Gesta Romanorum Vol. I (1871)/Of Offence and Judgment

Gesta Romanorum Vol. I  (1871) 
Anonymous, translated by Charles Swan
Of Offence and Judgment

TALE XXX.

OF OFFENCE AND JUDGMENT.

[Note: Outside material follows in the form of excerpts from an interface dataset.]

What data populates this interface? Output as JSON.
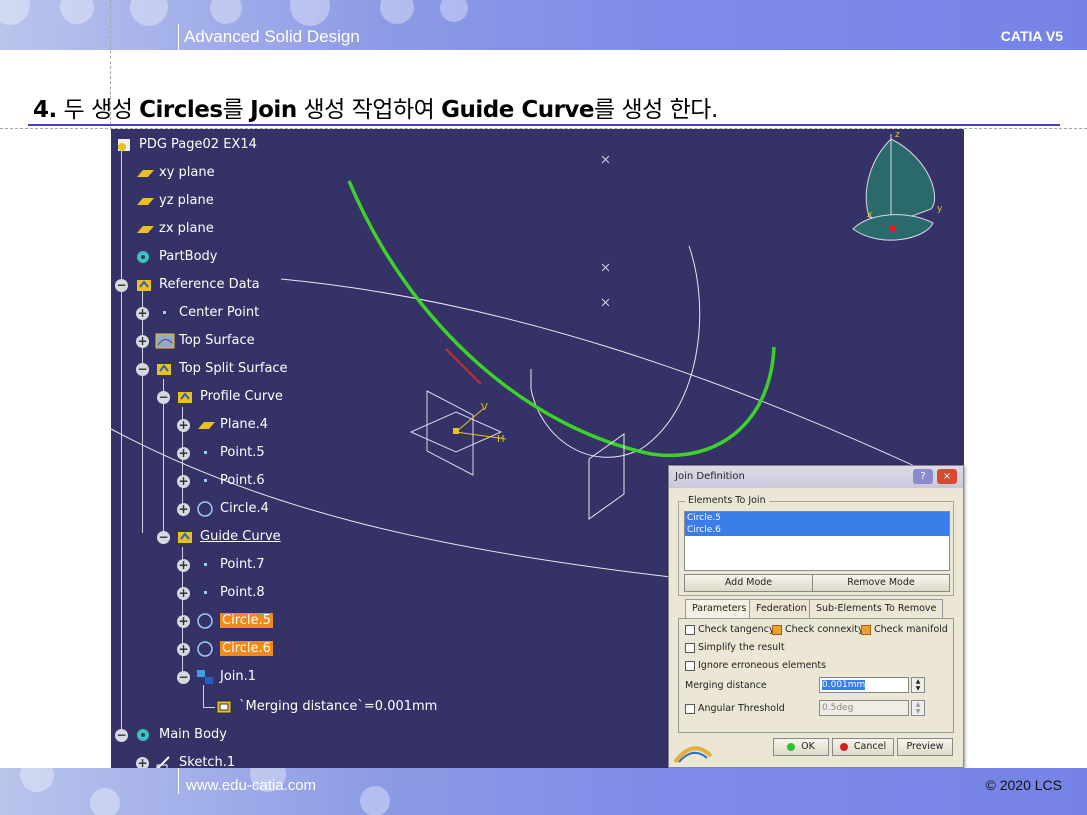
{
  "header": {
    "title": "Advanced Solid Design",
    "brand": "CATIA V5"
  },
  "heading": {
    "num": "4.",
    "p1": " 두 생성 ",
    "b1": "Circles",
    "p2": "를 ",
    "b2": "Join",
    "p3": " 생성 작업하여 ",
    "b3": "Guide Curve",
    "p4": "를 생성 한다."
  },
  "tree": {
    "items": [
      {
        "label": "PDG Page02 EX14",
        "icon": "part-icon"
      },
      {
        "label": "xy plane",
        "icon": "plane-icon"
      },
      {
        "label": "yz plane",
        "icon": "plane-icon"
      },
      {
        "label": "zx plane",
        "icon": "plane-icon"
      },
      {
        "label": "PartBody",
        "icon": "body-icon"
      },
      {
        "label": "Reference Data",
        "icon": "geoset-icon"
      },
      {
        "label": "Center Point",
        "icon": "point-icon"
      },
      {
        "label": "Top Surface",
        "icon": "surface-icon"
      },
      {
        "label": "Top Split Surface",
        "icon": "geoset-icon"
      },
      {
        "label": "Profile Curve",
        "icon": "geoset-icon"
      },
      {
        "label": "Plane.4",
        "icon": "plane-icon"
      },
      {
        "label": "Point.5",
        "icon": "point-icon"
      },
      {
        "label": "Point.6",
        "icon": "point-icon"
      },
      {
        "label": "Circle.4",
        "icon": "circle-icon"
      },
      {
        "label": "Guide Curve",
        "icon": "geoset-icon"
      },
      {
        "label": "Point.7",
        "icon": "point-icon"
      },
      {
        "label": "Point.8",
        "icon": "point-icon"
      },
      {
        "label": "Circle.5",
        "icon": "circle-icon"
      },
      {
        "label": "Circle.6",
        "icon": "circle-icon"
      },
      {
        "label": "Join.1",
        "icon": "join-icon"
      },
      {
        "label": "`Merging distance`=0.001mm",
        "icon": "parameter-icon"
      },
      {
        "label": "Main Body",
        "icon": "body-icon"
      },
      {
        "label": "Sketch.1",
        "icon": "sketch-icon"
      }
    ]
  },
  "axes": {
    "x": "x",
    "y": "y",
    "z": "z",
    "h": "H",
    "v": "V"
  },
  "dialog": {
    "title": "Join Definition",
    "help": "?",
    "close": "×",
    "elements_group": "Elements To Join",
    "elements": [
      "Circle.5",
      "Circle.6"
    ],
    "add_mode": "Add Mode",
    "remove_mode": "Remove Mode",
    "tabs": [
      "Parameters",
      "Federation",
      "Sub-Elements To Remove"
    ],
    "check_tangency": "Check tangency",
    "check_connexity": "Check connexity",
    "check_manifold": "Check manifold",
    "simplify": "Simplify the result",
    "ignore": "Ignore erroneous elements",
    "merging_label": "Merging distance",
    "merging_value": "0.001mm",
    "angular_label": "Angular Threshold",
    "angular_value": "0.5deg",
    "ok": "OK",
    "cancel": "Cancel",
    "preview": "Preview"
  },
  "footer": {
    "url": "www.edu-catia.com",
    "copyright": "© 2020 LCS"
  },
  "colors": {
    "viewport_bg": "#343266",
    "green_curve": "#3cd22a",
    "highlight": "#f08a1a",
    "selection": "#3a7de8"
  }
}
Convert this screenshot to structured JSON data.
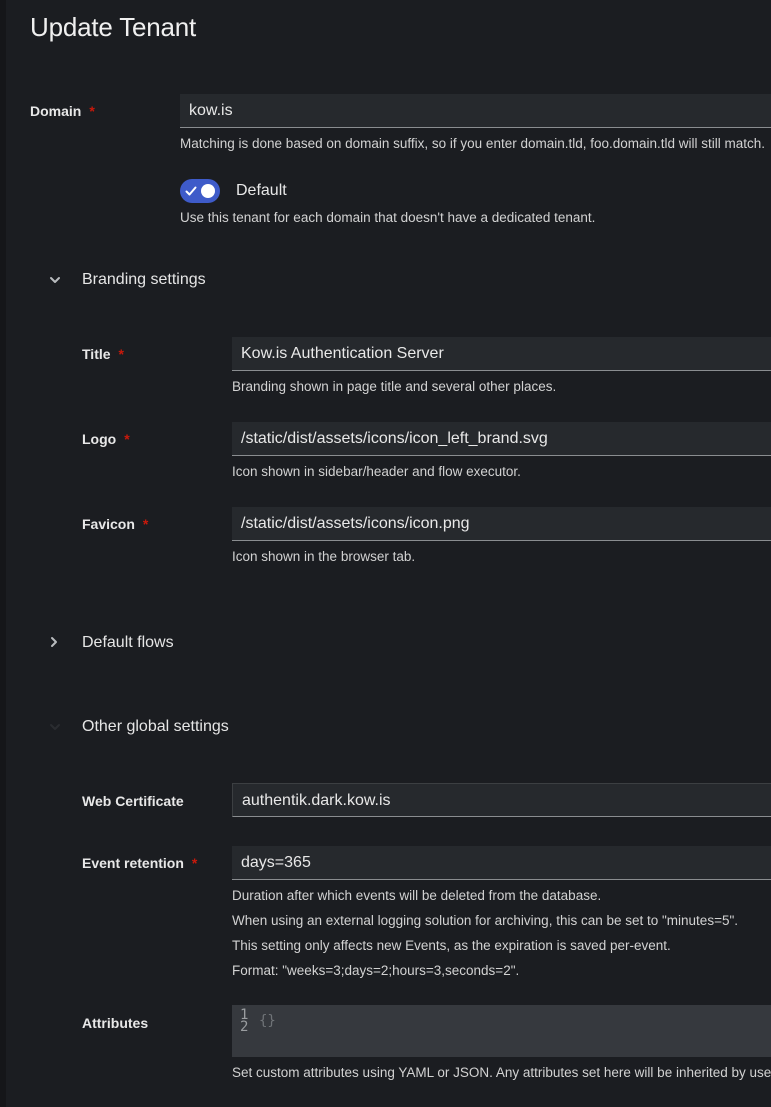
{
  "modal": {
    "title": "Update Tenant"
  },
  "domain": {
    "label": "Domain",
    "required_marker": "*",
    "value": "kow.is",
    "help": "Matching is done based on domain suffix, so if you enter domain.tld, foo.domain.tld will still match."
  },
  "default_toggle": {
    "label": "Default",
    "checked": true,
    "help": "Use this tenant for each domain that doesn't have a dedicated tenant."
  },
  "branding": {
    "section_label": "Branding settings",
    "expanded": true,
    "title": {
      "label": "Title",
      "required_marker": "*",
      "value": "Kow.is Authentication Server",
      "help": "Branding shown in page title and several other places."
    },
    "logo": {
      "label": "Logo",
      "required_marker": "*",
      "value": "/static/dist/assets/icons/icon_left_brand.svg",
      "help": "Icon shown in sidebar/header and flow executor."
    },
    "favicon": {
      "label": "Favicon",
      "required_marker": "*",
      "value": "/static/dist/assets/icons/icon.png",
      "help": "Icon shown in the browser tab."
    }
  },
  "default_flows": {
    "section_label": "Default flows",
    "expanded": false
  },
  "other_settings": {
    "section_label": "Other global settings",
    "expanded": true,
    "web_certificate": {
      "label": "Web Certificate",
      "value": "authentik.dark.kow.is"
    },
    "event_retention": {
      "label": "Event retention",
      "required_marker": "*",
      "value": "days=365",
      "help_lines": [
        "Duration after which events will be deleted from the database.",
        "When using an external logging solution for archiving, this can be set to \"minutes=5\".",
        "This setting only affects new Events, as the expiration is saved per-event.",
        "Format: \"weeks=3;days=2;hours=3,seconds=2\"."
      ]
    },
    "attributes": {
      "label": "Attributes",
      "line_numbers": [
        "1",
        "2"
      ],
      "code": "{}",
      "help": "Set custom attributes using YAML or JSON. Any attributes set here will be inherited by users, if the request is handled by this tenant."
    }
  },
  "colors": {
    "background": "#1b1d21",
    "input_background": "#26292d",
    "accent": "#3e5bc9",
    "required": "#c9190b"
  }
}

A certain king determined on the occasion of some victory to appoint three especial honours, and an equal number of disagreeable accompaniments. The first of the honors was, that the people should meet the conqueror with acclamations and every other testimony of pleasure. The second, that all the captives, bound hand and foot, should attend the victor's chariot. The third honour was, that, enwrapped in the mantle of Jupiter, he should sit upon a triumphal car, drawn by four white horses, and be thus brought to the capitol. But lest these exalted rewards should swell the heart, and make the favourite of fortune forget his birth and mortal character, three grievances were attached to them. First, a slave sat on his right hand in the chariot—which served to hint, that poverty and unmerited degradation were no bars to the subsequent attainment of the highest dignities. The second grievance was, that the slave should inflict upon him several severe blows, to abate the haughtiness which the applause of his countrymen might tend to excite—at the same time saying to him in Greek, "Γνωθε σεουτον," that is, know thyself, and permit not thy exaltation to render thee proud. Look behind thee, and remember that thou art mortal. The third grievance was this, that free licence was given, upon that day of triumph, to utter the most galling reproaches, and the most cutting sarcasms. (27)

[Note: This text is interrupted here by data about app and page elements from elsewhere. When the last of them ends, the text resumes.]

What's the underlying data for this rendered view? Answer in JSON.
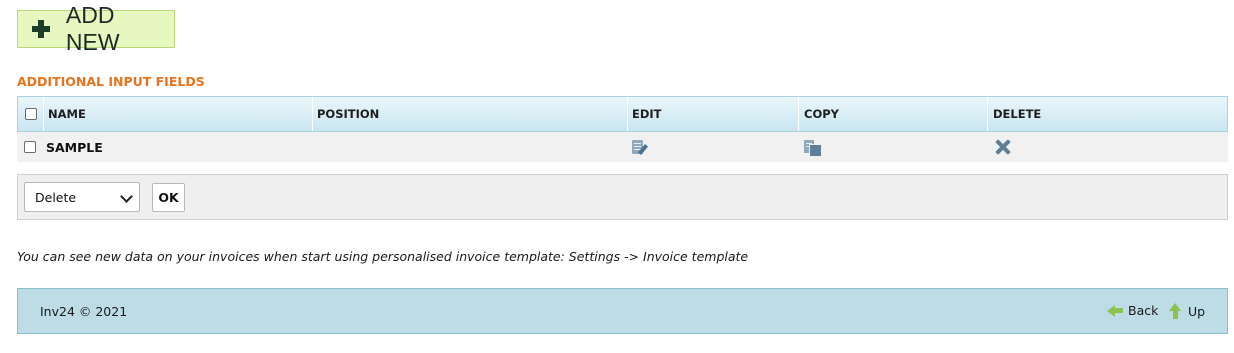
{
  "toolbar": {
    "add_new_label": "ADD NEW"
  },
  "section": {
    "title": "ADDITIONAL INPUT FIELDS"
  },
  "table": {
    "columns": [
      "NAME",
      "POSITION",
      "EDIT",
      "COPY",
      "DELETE"
    ],
    "rows": [
      {
        "name": "SAMPLE",
        "position": ""
      }
    ]
  },
  "bulk_actions": {
    "selected": "Delete",
    "ok_label": "OK"
  },
  "note": "You can see new data on your invoices when start using personalised invoice template: Settings -> Invoice template",
  "footer": {
    "copyright": "Inv24 © 2021",
    "back_label": "Back",
    "up_label": "Up"
  },
  "colors": {
    "accent_orange": "#e8731e",
    "add_button_bg": "#e6f8c0",
    "header_blue": "#c9e6f1",
    "footer_blue": "#bddce6",
    "arrow_green": "#8cc24f"
  },
  "icons": [
    "plus-icon",
    "edit-icon",
    "copy-icon",
    "delete-icon",
    "back-arrow-icon",
    "up-arrow-icon"
  ]
}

APPLICATION.

My beloved, the emperor is our heavenly Father, and the conqueror, our Lord Jesus Christ, who has obtained a glorious victory over sin. The first honor typifies his entry into Jerusalem, when the people shouted "Hosanna to the Son of David." The second, those enslaved by sin. The third, Christ's divinity. The four white horses are the four Evangelists. The slave, is the worst of the two robbers crucified with our Lord. The second grievance is the blows he received; and the third, the indignities with which he was overwhelmed.


Note 27.Page 128.

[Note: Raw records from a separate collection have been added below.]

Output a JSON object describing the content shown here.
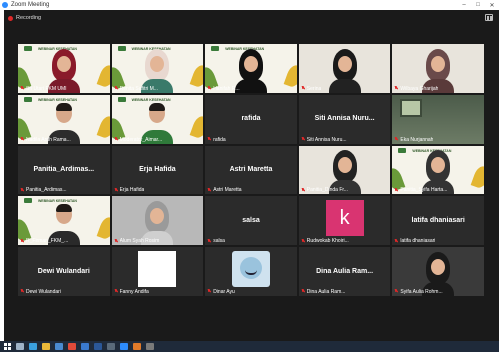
{
  "window": {
    "title": "Zoom Meeting",
    "controls": [
      "–",
      "□",
      "✕"
    ]
  },
  "meeting": {
    "recording_label": "Recording"
  },
  "banner_title": "WEBINAR KESEHATAN",
  "participants": [
    {
      "name": "Sri Utari FKM UMI",
      "type": "video",
      "bg": "banner",
      "hijab": "#8a1a2a",
      "clothes": "#7a1a2a"
    },
    {
      "name": "Renita Safitri M...",
      "type": "video",
      "bg": "banner",
      "hijab": "#e8d8d0",
      "clothes": "#3a7a6a"
    },
    {
      "name": "Hanifah R...",
      "type": "video",
      "bg": "banner",
      "hijab": "#111111",
      "clothes": "#111111"
    },
    {
      "name": "Serina",
      "type": "video",
      "bg": "light",
      "hijab": "#1a1a1a",
      "clothes": "#222222"
    },
    {
      "name": "Wilbaya Gharijah",
      "type": "video",
      "bg": "light",
      "hijab": "#6a4a4a",
      "clothes": "#5a3a3a"
    },
    {
      "name": "Nadila Ardh Rama...",
      "type": "video",
      "bg": "banner",
      "hair": true,
      "clothes": "#2c2c2c"
    },
    {
      "name": "Moderator_Aimar...",
      "type": "video",
      "bg": "banner",
      "hair": true,
      "clothes": "#2f7a3a"
    },
    {
      "name": "rafida",
      "type": "name"
    },
    {
      "name": "Siti Annisa Nuru...",
      "type": "name"
    },
    {
      "name": "Eka Nurjannah",
      "type": "room"
    },
    {
      "name": "Panitia_Ardimas...",
      "type": "name"
    },
    {
      "name": "Erja Hafida",
      "type": "name"
    },
    {
      "name": "Astri Maretta",
      "type": "name"
    },
    {
      "name": "Panitia_Dinda Fr...",
      "type": "video",
      "bg": "light",
      "hijab": "#222222",
      "clothes": "#333333"
    },
    {
      "name": "Panitia_Syifa Harta...",
      "type": "video",
      "bg": "banner",
      "hijab": "#333333",
      "clothes": "#333333"
    },
    {
      "name": "R_Firman_FKM_...",
      "type": "video",
      "bg": "banner",
      "hair": true,
      "clothes": "#2a2a2a"
    },
    {
      "name": "Alum Syah Rosim",
      "type": "video",
      "bg": "grey",
      "hijab": "#9a9a9a",
      "clothes": "#cfcfcf"
    },
    {
      "name": "salsa",
      "type": "name"
    },
    {
      "name": "Rudwokab Khoiri...",
      "type": "k",
      "letter": "k"
    },
    {
      "name": "latifa dhaniasari",
      "type": "name"
    },
    {
      "name": "Dewi Wulandari",
      "type": "name"
    },
    {
      "name": "Fanny Andifa",
      "type": "white"
    },
    {
      "name": "Dinar Ayu",
      "type": "emoji"
    },
    {
      "name": "Dina Aulia Ram...",
      "type": "name"
    },
    {
      "name": "Syifa Aulia Rohm...",
      "type": "video",
      "bg": "dark",
      "hijab": "#1a1a1a",
      "clothes": "#1a1a1a"
    }
  ],
  "taskbar": {
    "icons": [
      {
        "name": "start-icon",
        "color": "#ffffff"
      },
      {
        "name": "search-icon",
        "color": "#9fb3c8"
      },
      {
        "name": "edge-icon",
        "color": "#3aa0e0"
      },
      {
        "name": "folder-icon",
        "color": "#e8b83a"
      },
      {
        "name": "store-icon",
        "color": "#4a8ad0"
      },
      {
        "name": "chrome-icon",
        "color": "#e04a3a"
      },
      {
        "name": "mail-icon",
        "color": "#3a7ad0"
      },
      {
        "name": "word-icon",
        "color": "#2b5797"
      },
      {
        "name": "app-icon",
        "color": "#5a6a7a"
      },
      {
        "name": "zoom-icon",
        "color": "#2d8cff"
      },
      {
        "name": "paint-icon",
        "color": "#e07a2a"
      },
      {
        "name": "note-icon",
        "color": "#7a7a7a"
      }
    ]
  }
}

"Licence was given, upon that day of triumph, to utter tke most galling reproaches, and the most cutting sarcasms."

Privileges of this kind were permitted to the Roman slaves, on the celebration of their Saturnalia. In the seventh satire of the second book, Horace gives us an example.


"Age, libertate Decembri,
(Quando ita majores voluerunt) utere: narra."[1]

Davus spares not his master; and in all probability, many a long treasured grudge would, on these occasions, be vented in the bitterest sarcasms.


  1. "Come, then, since our ancestors so decided, take the licence that December gives, speak on." trans. 1870, R.M. Millington (Wikisource contributor note)